[Dataset excerpts]

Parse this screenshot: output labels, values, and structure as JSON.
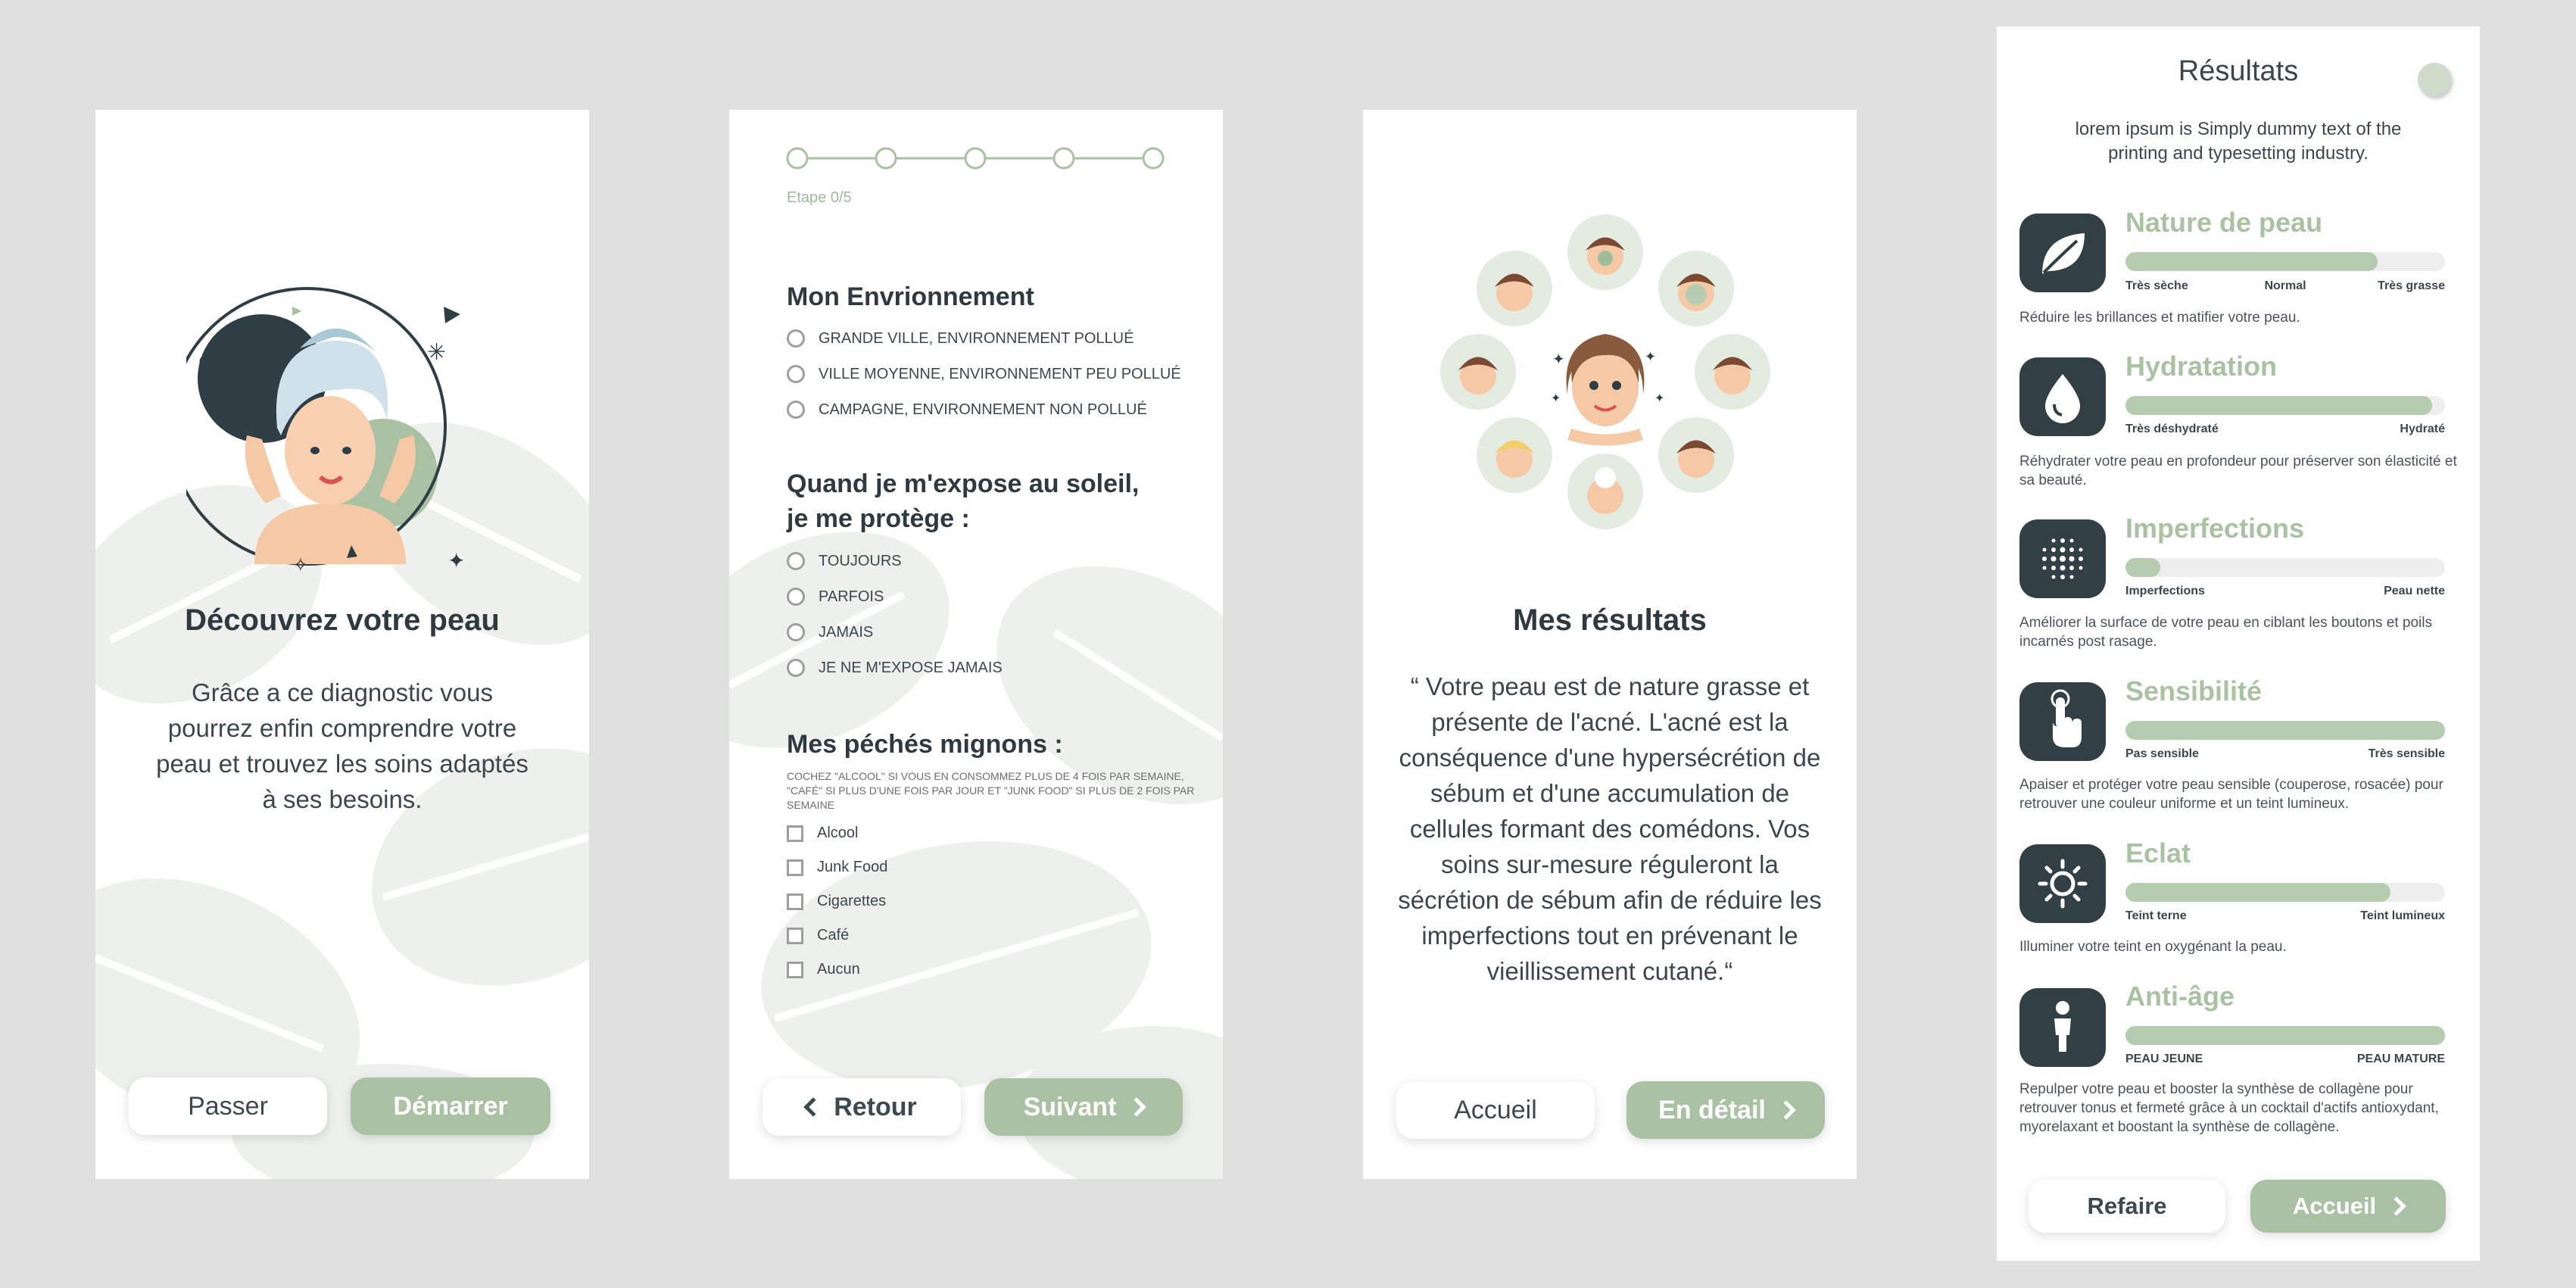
{
  "colors": {
    "background": "#e0e0e0",
    "accent_green": "#aac1a4",
    "dark": "#323f45",
    "light_green_text": "#9fbb99"
  },
  "intro": {
    "title": "Découvrez votre peau",
    "body": "Grâce a ce diagnostic vous pourrez enfin comprendre votre peau et trouvez les soins adaptés à ses besoins.",
    "skip_label": "Passer",
    "start_label": "Démarrer"
  },
  "questionnaire": {
    "step_label": "Etape 0/5",
    "steps_total": 5,
    "q1_title": "Mon Envrionnement",
    "q1_options": [
      "GRANDE VILLE, ENVIRONNEMENT POLLUÉ",
      "VILLE MOYENNE, ENVIRONNEMENT PEU POLLUÉ",
      "CAMPAGNE, ENVIRONNEMENT NON POLLUÉ"
    ],
    "q2_title_line1": "Quand je m'expose au soleil,",
    "q2_title_line2": "je me protège :",
    "q2_options": [
      "TOUJOURS",
      "PARFOIS",
      "JAMAIS",
      "JE NE M'EXPOSE JAMAIS"
    ],
    "q3_title": "Mes péchés mignons :",
    "q3_note": "COCHEZ \"ALCOOL\" SI VOUS EN CONSOMMEZ PLUS DE 4 FOIS PAR SEMAINE, \"CAFÉ\" SI PLUS D'UNE FOIS PAR JOUR ET \"JUNK FOOD\" SI PLUS DE 2 FOIS PAR SEMAINE",
    "q3_options": [
      "Alcool",
      "Junk Food",
      "Cigarettes",
      "Café",
      "Aucun"
    ],
    "back_label": "Retour",
    "next_label": "Suivant"
  },
  "my_results": {
    "title": "Mes résultats",
    "body": "“ Votre peau est de nature grasse et présente de l'acné. L'acné est la conséquence d'une hypersécrétion de sébum et d'une accumulation de cellules formant des comédons. Vos soins sur-mesure réguleront la sécrétion de sébum afin de réduire les imperfections tout en prévenant le vieillissement cutané.“",
    "home_label": "Accueil",
    "detail_label": "En détail"
  },
  "results": {
    "title": "Résultats",
    "intro": "lorem ipsum is Simply dummy text of the printing and typesetting industry.",
    "criteria": [
      {
        "name": "Nature de peau",
        "icon": "leaf-icon",
        "level": 0.79,
        "scale": [
          "Très sèche",
          "Normal",
          "Très grasse"
        ],
        "desc": "Réduire les brillances et matifier votre peau."
      },
      {
        "name": "Hydratation",
        "icon": "drop-icon",
        "level": 0.96,
        "scale": [
          "Très déshydraté",
          "Hydraté"
        ],
        "desc": "Réhydrater votre peau en profondeur pour préserver son élasticité et sa beauté."
      },
      {
        "name": "Imperfections",
        "icon": "dots-icon",
        "level": 0.11,
        "scale": [
          "Imperfections",
          "Peau nette"
        ],
        "desc": "Améliorer la surface de votre peau en ciblant les boutons et poils incarnés post rasage."
      },
      {
        "name": "Sensibilité",
        "icon": "touch-icon",
        "level": 1.0,
        "scale": [
          "Pas sensible",
          "Très sensible"
        ],
        "desc": "Apaiser et protéger votre peau sensible (couperose, rosacée) pour retrouver une couleur uniforme et un teint lumineux."
      },
      {
        "name": "Eclat",
        "icon": "sun-icon",
        "level": 0.83,
        "scale": [
          "Teint terne",
          "Teint lumineux"
        ],
        "desc": "Illuminer votre teint en oxygénant la peau."
      },
      {
        "name": "Anti-âge",
        "icon": "person-icon",
        "level": 1.0,
        "scale": [
          "PEAU JEUNE",
          "PEAU MATURE"
        ],
        "desc": "Repulper votre peau et booster la synthèse de collagène pour retrouver tonus et fermeté grâce à un cocktail d'actifs antioxydant, myorelaxant et boostant la synthèse de collagène."
      }
    ],
    "redo_label": "Refaire",
    "home_label": "Accueil"
  }
}
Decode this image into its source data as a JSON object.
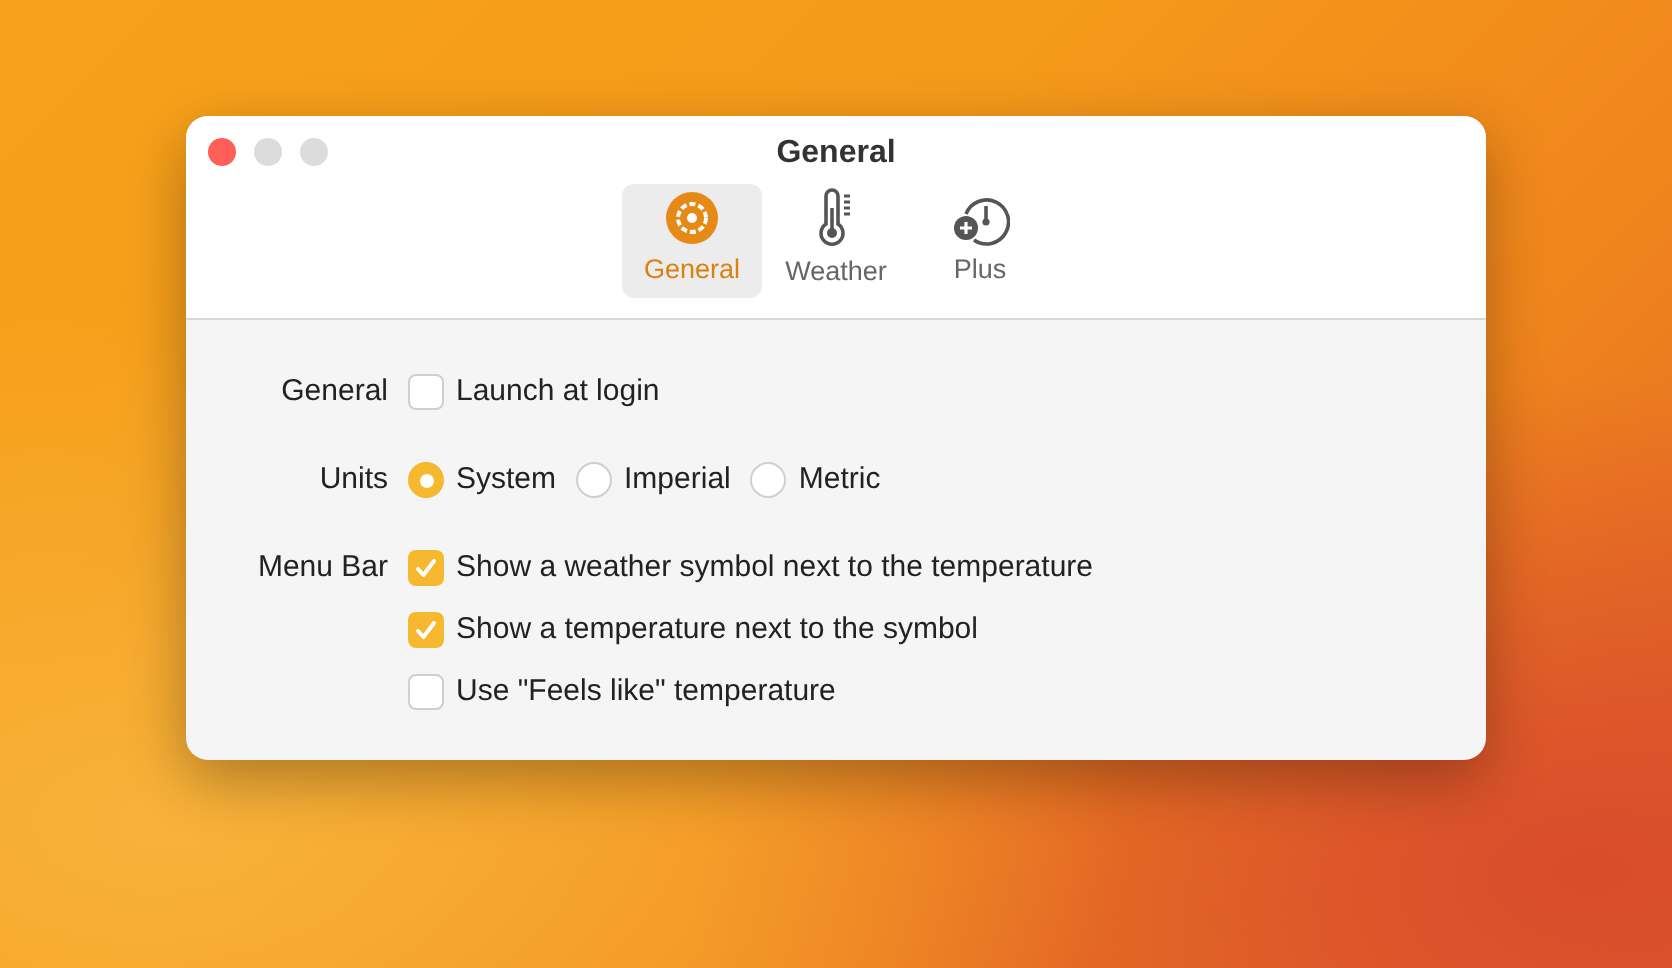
{
  "window": {
    "title": "General"
  },
  "tabs": [
    {
      "label": "General",
      "selected": true,
      "kind": "gear"
    },
    {
      "label": "Weather",
      "selected": false,
      "kind": "thermometer"
    },
    {
      "label": "Plus",
      "selected": false,
      "kind": "gauge"
    }
  ],
  "rows": [
    {
      "label": "General",
      "kind": "checks",
      "options": [
        {
          "label": "Launch at login",
          "checked": false
        }
      ]
    },
    {
      "label": "Units",
      "kind": "radios",
      "options": [
        {
          "label": "System",
          "selected": true
        },
        {
          "label": "Imperial",
          "selected": false
        },
        {
          "label": "Metric",
          "selected": false
        }
      ]
    },
    {
      "label": "Menu Bar",
      "kind": "checks",
      "options": [
        {
          "label": "Show a weather symbol next to the temperature",
          "checked": true
        },
        {
          "label": "Show a temperature next to the symbol",
          "checked": true
        },
        {
          "label": "Use \"Feels like\" temperature",
          "checked": false
        }
      ]
    }
  ]
}
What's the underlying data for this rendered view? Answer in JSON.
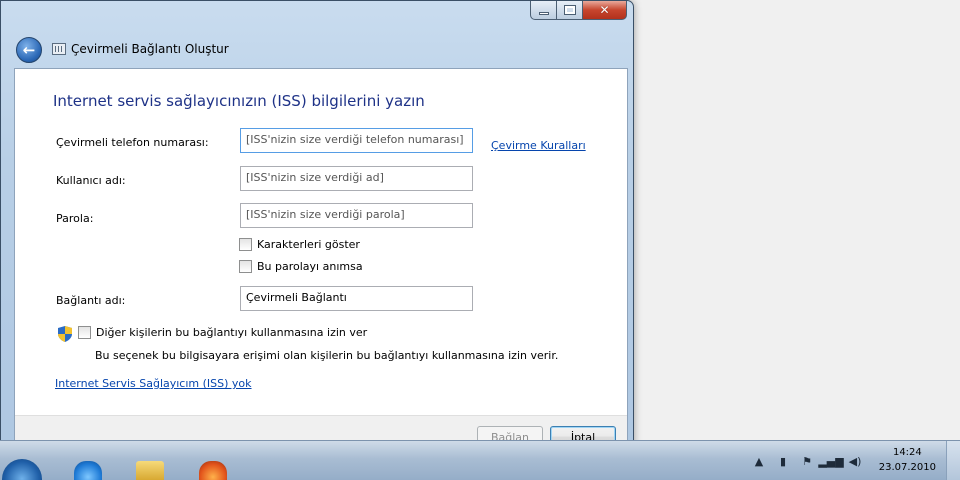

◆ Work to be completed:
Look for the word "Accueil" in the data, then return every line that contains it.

◆ Completed task:
    "home_label": "Accueil",
    "home_label": "Accueil"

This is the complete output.